But the truth is that Jim Jones, who was linked to the Communist Party of the United States and in recent years it embraced the conspiracy theories, had been preparing his macabre “revolutionary act” for a long time. Proof of this are the terrifying ‘White Nights’ that the pastor organized for the inhabitants of the Guyana settlement and that were nothing other than the simulation of a collective suicide. Hence, when he decided to execute it, the plan did not fail.
The trigger: Leo Ryan’s visit
On November 14, 1978, a delegation led by congressman American Leo Ryan headed to Jonestown in search of answers, faced with the clamor of increasing complaints of abuse that occurred in the settlement. Jones was finally forced to receive the Democrat in a visit that seemed friendly but tense.
He did it on November 17, one day before the massacre. According to the information available to the FBI, the situation became complicated after several members of the community expressed their desire to leave.
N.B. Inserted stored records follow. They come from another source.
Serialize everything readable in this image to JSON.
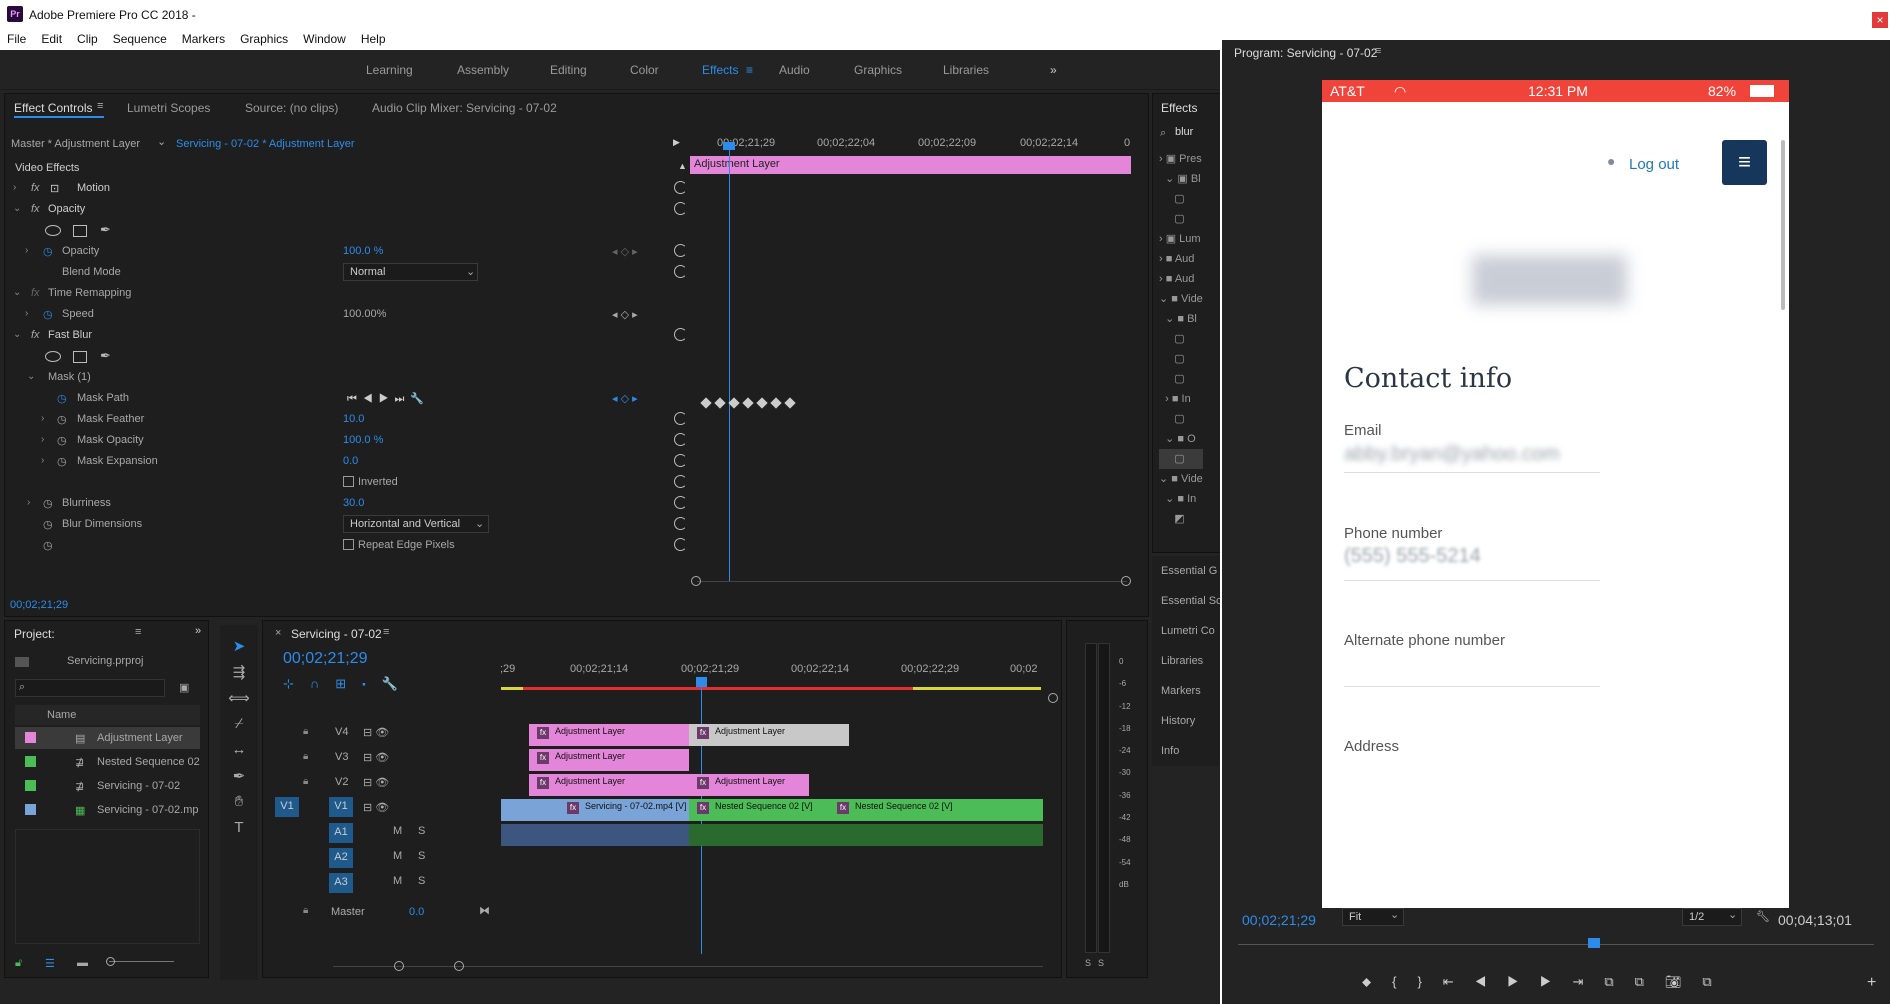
{
  "app": {
    "title": "Adobe Premiere Pro CC 2018 -",
    "logo": "Pr"
  },
  "menu": [
    "File",
    "Edit",
    "Clip",
    "Sequence",
    "Markers",
    "Graphics",
    "Window",
    "Help"
  ],
  "workspaces": [
    "Learning",
    "Assembly",
    "Editing",
    "Color",
    "Effects",
    "Audio",
    "Graphics",
    "Libraries"
  ],
  "workspace_active": "Effects",
  "source_panel": {
    "tabs": [
      "Effect Controls",
      "Lumetri Scopes",
      "Source: (no clips)",
      "Audio Clip Mixer: Servicing - 07-02"
    ],
    "master": "Master * Adjustment Layer",
    "sequence": "Servicing - 07-02 * Adjustment Layer",
    "video_effects": "Video Effects",
    "timecodes": [
      "00;02;21;29",
      "00;02;22;04",
      "00;02;22;09",
      "00;02;22;14",
      "0"
    ],
    "clip_bar": "Adjustment Layer",
    "rows": {
      "motion": "Motion",
      "opacity": "Opacity",
      "opacity_prop": "Opacity",
      "opacity_val": "100.0 %",
      "blend_mode": "Blend Mode",
      "blend_val": "Normal",
      "time_remap": "Time Remapping",
      "speed": "Speed",
      "speed_val": "100.00%",
      "fast_blur": "Fast Blur",
      "mask": "Mask (1)",
      "mask_path": "Mask Path",
      "mask_feather": "Mask Feather",
      "mask_feather_val": "10.0",
      "mask_opacity": "Mask Opacity",
      "mask_opacity_val": "100.0 %",
      "mask_expansion": "Mask Expansion",
      "mask_expansion_val": "0.0",
      "inverted": "Inverted",
      "blurriness": "Blurriness",
      "blurriness_val": "30.0",
      "blur_dim": "Blur Dimensions",
      "blur_dim_val": "Horizontal and Vertical",
      "repeat_edge": "Repeat Edge Pixels"
    },
    "current_time": "00;02;21;29"
  },
  "effects_panel": {
    "title": "Effects",
    "search": "blur",
    "items": [
      "Pres",
      "Bl",
      "Lum",
      "Aud",
      "Aud",
      "Vide",
      "Bl",
      "In",
      "O",
      "Vide",
      "In"
    ],
    "tabs": [
      "Essential G",
      "Essential Sc",
      "Lumetri Co",
      "Libraries",
      "Markers",
      "History",
      "Info"
    ]
  },
  "project": {
    "title": "Project:",
    "file": "Servicing.prproj",
    "col": "Name",
    "items": [
      {
        "name": "Adjustment Layer",
        "color": "#e385d8"
      },
      {
        "name": "Nested Sequence 02",
        "color": "#4cbd56"
      },
      {
        "name": "Servicing - 07-02",
        "color": "#4cbd56"
      },
      {
        "name": "Servicing - 07-02.mp",
        "color": "#7aa3d8"
      }
    ]
  },
  "timeline": {
    "title": "Servicing - 07-02",
    "timecode": "00;02;21;29",
    "ruler": [
      ";29",
      "00;02;21;14",
      "00;02;21;29",
      "00;02;22;14",
      "00;02;22;29",
      "00;02"
    ],
    "tracks_v": [
      "V4",
      "V3",
      "V2",
      "V1"
    ],
    "tracks_a": [
      "A1",
      "A2",
      "A3"
    ],
    "v1_src": "V1",
    "master": "Master",
    "master_val": "0.0",
    "m": "M",
    "s": "S",
    "clips": {
      "adj": "Adjustment Layer",
      "serv": "Servicing - 07-02.mp4 [V]",
      "nest": "Nested Sequence 02 [V]",
      "fx": "fx"
    }
  },
  "meter": {
    "ticks": [
      "0",
      "-6",
      "-12",
      "-18",
      "-24",
      "-30",
      "-36",
      "-42",
      "-48",
      "-54",
      "dB"
    ],
    "solo": [
      "S",
      "S"
    ]
  },
  "program": {
    "title": "Program: Servicing - 07-02",
    "timecode": "00;02;21;29",
    "fit": "Fit",
    "res": "1/2",
    "duration": "00;04;13;01"
  },
  "phone": {
    "carrier": "AT&T",
    "time": "12:31 PM",
    "battery": "82%",
    "logout": "Log out",
    "heading": "Contact info",
    "email_label": "Email",
    "email_val": "abby.bryan@yahoo.com",
    "phone_label": "Phone number",
    "phone_val": "(555) 555-5214",
    "alt_label": "Alternate phone number",
    "address_label": "Address"
  }
}
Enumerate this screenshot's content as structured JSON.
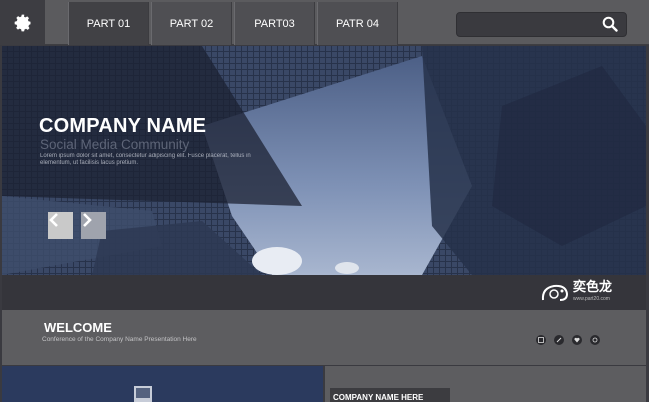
{
  "header": {
    "nav": [
      {
        "label": "PART 01",
        "active": true
      },
      {
        "label": "PART 02",
        "active": false
      },
      {
        "label": "PART03",
        "active": false
      },
      {
        "label": "PATR 04",
        "active": false
      }
    ],
    "search": {
      "placeholder": "",
      "icon": "search-icon"
    },
    "settings_icon": "gear-icon"
  },
  "hero": {
    "title": "COMPANY NAME",
    "subtitle": "Social Media Community",
    "body": "Lorem ipsum dolor sit amet, consectetur adipiscing elit. Fusce placerat, tellus in elementum, ut facilisis lacus pretium.",
    "prev_icon": "chevron-left-icon",
    "next_icon": "chevron-right-icon"
  },
  "brand": {
    "name": "奕色龙",
    "url": "www.part20.com"
  },
  "welcome": {
    "title": "WELCOME",
    "subtitle": "Conference of the Company Name Presentation Here",
    "social_icons": [
      "rss-icon",
      "link-icon",
      "heart-icon",
      "share-icon"
    ]
  },
  "bottom": {
    "label": "COMPANY NAME HERE"
  },
  "colors": {
    "topbar": "#5b5b5e",
    "dark": "#35353b",
    "panel": "#5d5d60",
    "accent": "#ffffff"
  }
}
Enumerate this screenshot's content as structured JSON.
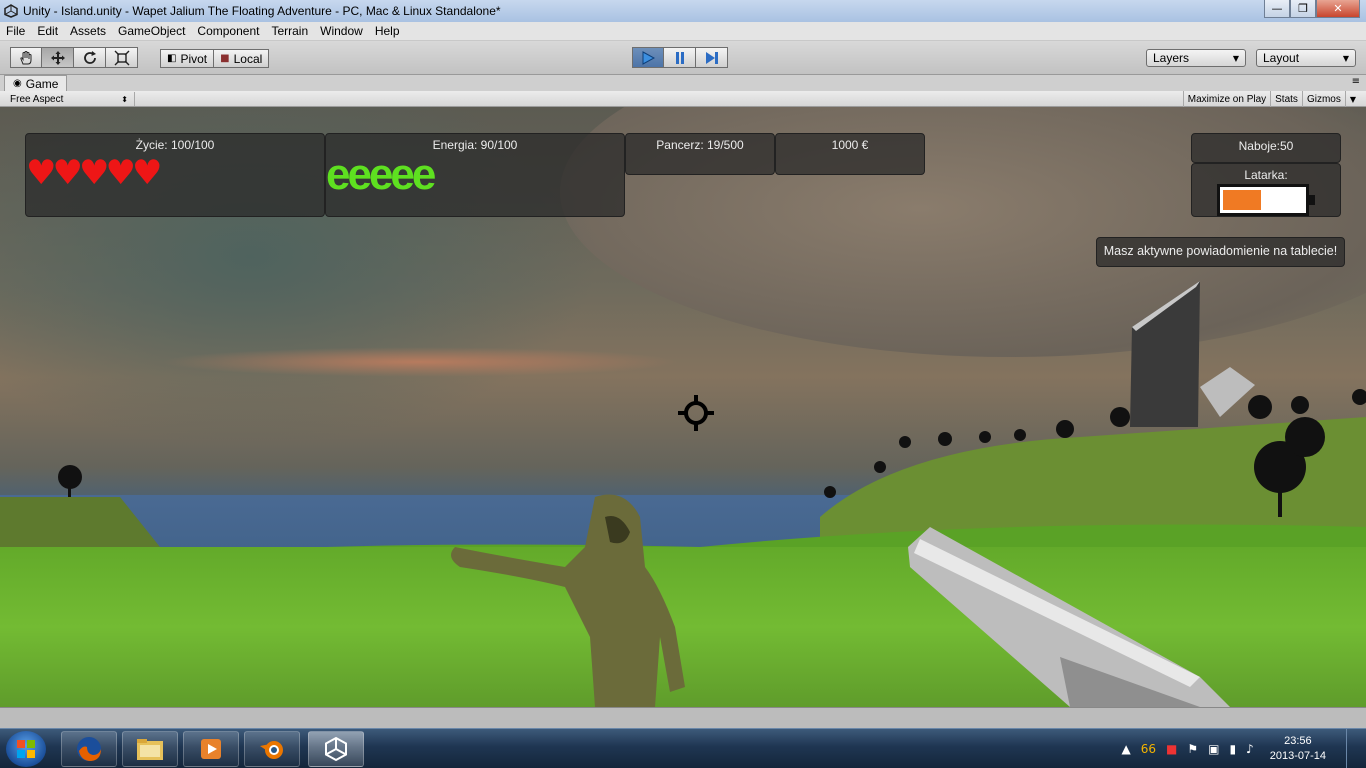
{
  "window": {
    "title": "Unity - Island.unity - Wapet Jalium The Floating Adventure - PC, Mac & Linux Standalone*",
    "controls": {
      "minimize": "—",
      "maximize": "❐",
      "close": "✕"
    }
  },
  "menu": [
    "File",
    "Edit",
    "Assets",
    "GameObject",
    "Component",
    "Terrain",
    "Window",
    "Help"
  ],
  "toolbar": {
    "tools": [
      "hand-tool",
      "move-tool",
      "rotate-tool",
      "scale-tool"
    ],
    "pivot_label": "Pivot",
    "local_label": "Local",
    "playback": [
      "play",
      "pause",
      "step"
    ],
    "layers_label": "Layers",
    "layout_label": "Layout"
  },
  "game_view": {
    "tab_label": "Game",
    "aspect": "Free Aspect",
    "maximize_on_play": "Maximize on Play",
    "stats": "Stats",
    "gizmos": "Gizmos"
  },
  "hud": {
    "health_label": "Życie: 100/100",
    "health_hearts": 5,
    "energy_label": "Energia: 90/100",
    "energy_glyphs": "eeeee",
    "armor_label": "Pancerz: 19/500",
    "money_label": "1000 €",
    "ammo_label": "Naboje:50",
    "flashlight_label": "Latarka:",
    "flashlight_level": 0.5,
    "notification": "Masz aktywne powiadomienie na tablecie!"
  },
  "taskbar": {
    "apps": [
      "firefox",
      "explorer",
      "media-player",
      "blender",
      "unity"
    ],
    "tray_count": "66",
    "time": "23:56",
    "date": "2013-07-14"
  },
  "colors": {
    "heart": "#ee1616",
    "energy": "#5ee020",
    "battery_fill": "#f07a23",
    "play_active": "#4d74a8"
  }
}
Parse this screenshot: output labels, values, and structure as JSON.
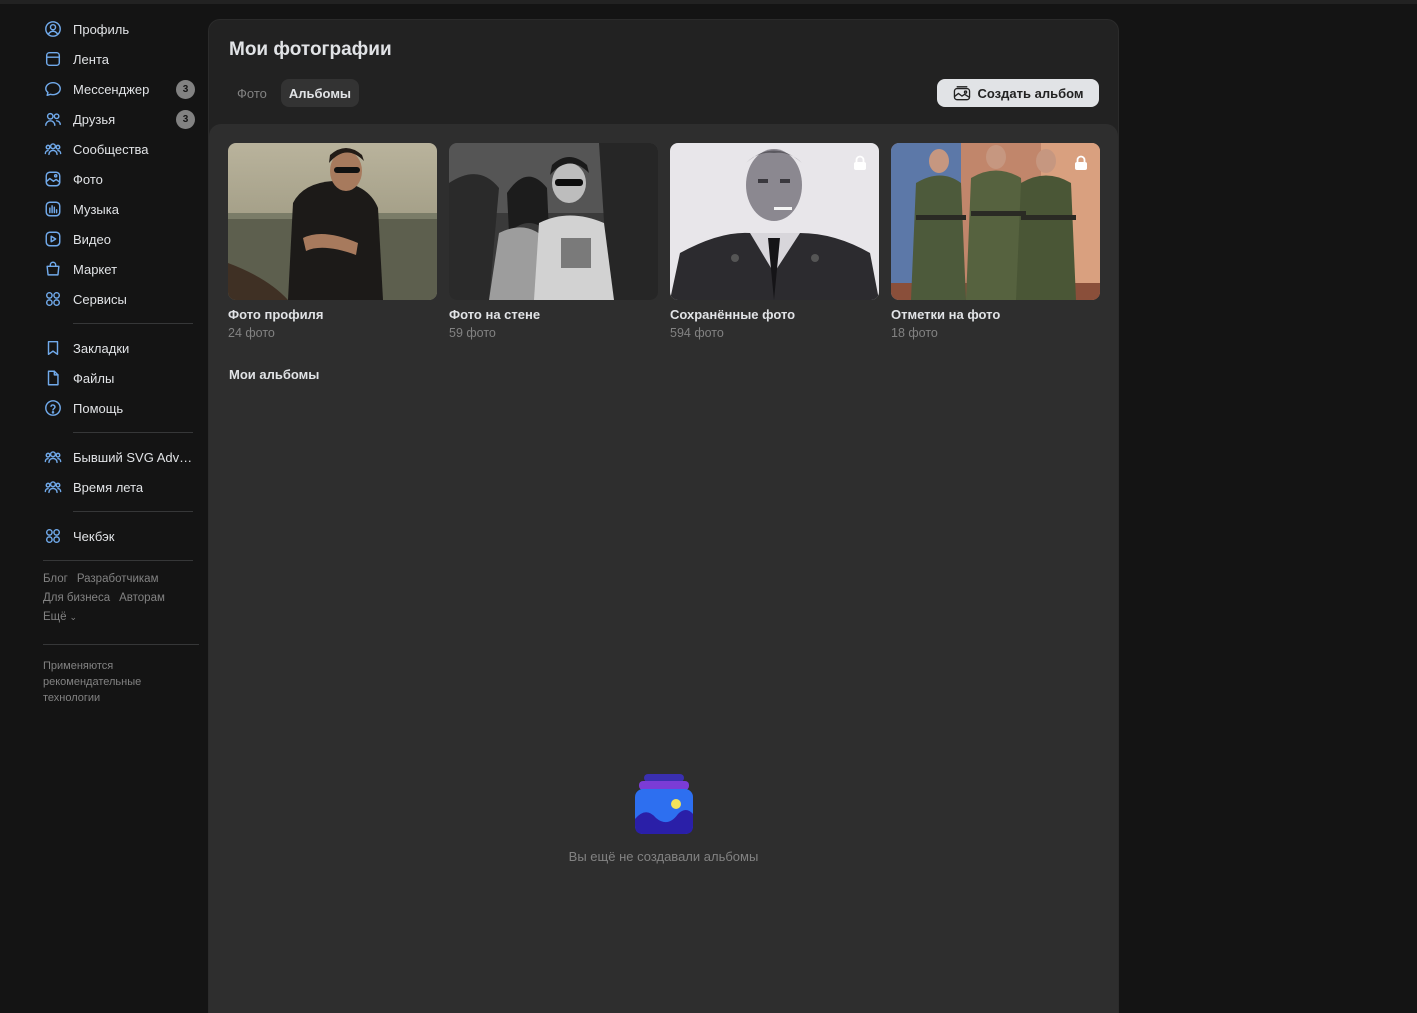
{
  "sidebar": {
    "items": [
      {
        "label": "Профиль",
        "icon": "profile-icon"
      },
      {
        "label": "Лента",
        "icon": "news-icon"
      },
      {
        "label": "Мессенджер",
        "icon": "message-icon",
        "badge": "3"
      },
      {
        "label": "Друзья",
        "icon": "friends-icon",
        "badge": "3"
      },
      {
        "label": "Сообщества",
        "icon": "communities-icon"
      },
      {
        "label": "Фото",
        "icon": "photo-icon"
      },
      {
        "label": "Музыка",
        "icon": "music-icon"
      },
      {
        "label": "Видео",
        "icon": "video-icon"
      },
      {
        "label": "Маркет",
        "icon": "market-icon"
      },
      {
        "label": "Сервисы",
        "icon": "services-icon"
      }
    ],
    "items2": [
      {
        "label": "Закладки",
        "icon": "bookmark-icon"
      },
      {
        "label": "Файлы",
        "icon": "file-icon"
      },
      {
        "label": "Помощь",
        "icon": "help-icon"
      }
    ],
    "groups": [
      {
        "label": "Бывший SVG Adventures",
        "icon": "group-icon"
      },
      {
        "label": "Время лета",
        "icon": "group-icon"
      }
    ],
    "apps": [
      {
        "label": "Чекбэк",
        "icon": "apps-icon"
      }
    ],
    "footer_links": {
      "blog": "Блог",
      "developers": "Разработчикам",
      "business": "Для бизнеса",
      "authors": "Авторам",
      "more": "Ещё"
    },
    "footer_note": "Применяются рекомендательные технологии"
  },
  "main": {
    "title": "Мои фотографии",
    "tabs": [
      {
        "label": "Фото",
        "active": false
      },
      {
        "label": "Альбомы",
        "active": true
      }
    ],
    "create_button": "Создать альбом",
    "albums": [
      {
        "name": "Фото профиля",
        "count": "24 фото",
        "locked": false
      },
      {
        "name": "Фото на стене",
        "count": "59 фото",
        "locked": false
      },
      {
        "name": "Сохранённые фото",
        "count": "594 фото",
        "locked": true
      },
      {
        "name": "Отметки на фото",
        "count": "18 фото",
        "locked": true
      }
    ],
    "my_albums_title": "Мои альбомы",
    "empty_text": "Вы ещё не создавали альбомы"
  },
  "colors": {
    "accent": "#71aaeb",
    "background": "#141414",
    "panel": "#222222",
    "text_secondary": "#828282"
  }
}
There were too many of them to travel on the same plane and Ryan wanted them all to fly together, for fear of possible retaliation.
The congressman delayed the departure of the first flight until the second plane arrived. A decision with which he -unknowingly- signed his death sentence. On November 18, while the group was waiting at a local airstrip, several armed men of the commune who opened fire on them.
Among them was Larry Layton, the only member of the ‘People’s Temple’ to be tried in the United States for Guyana’s criminal acts. He was eventually extradited and sentenced to life imprisonment. The Jonestown massacre was the worst loss of American civilians until the attacks of September 11, 2001.
The revolutionary act of death
After murdering four members of the American delegation and wounding several members of the sect who wanted to abandon the “project”, Jones realized that there was no turning back.
The end of his leadership and the church he had founded had come. So he decided it was time to perpetrate his macabre plan. A couple of hours later, Jim ordered collective suicide of his faithful as a “revolutionary act”.
Some died convinced and others – many – were forced To do it. The opinion of the members of the ‘People’s Temple’ in this regard was not unanimous, as reflected in the recordings that are preserved in the summer of 1978. In any case, a total of 909 bodies – among them more than two hundred children – were lying piled up on the ground of the settlement when the Guyanese army arrived.
The adults drank a Kool-Aid drink that had been poisoned with cyanide. To the smallest minors and the babies were injected the lethal formula with syringes. Jim Jones’ lifeless body was on his “throne”, but with a gunshot wound to the head. There is no certainty about who fired the shot – whether he himself or another person – but it is believed that the objective was to avoid the agonizing death to which he sentenced the members of his sect.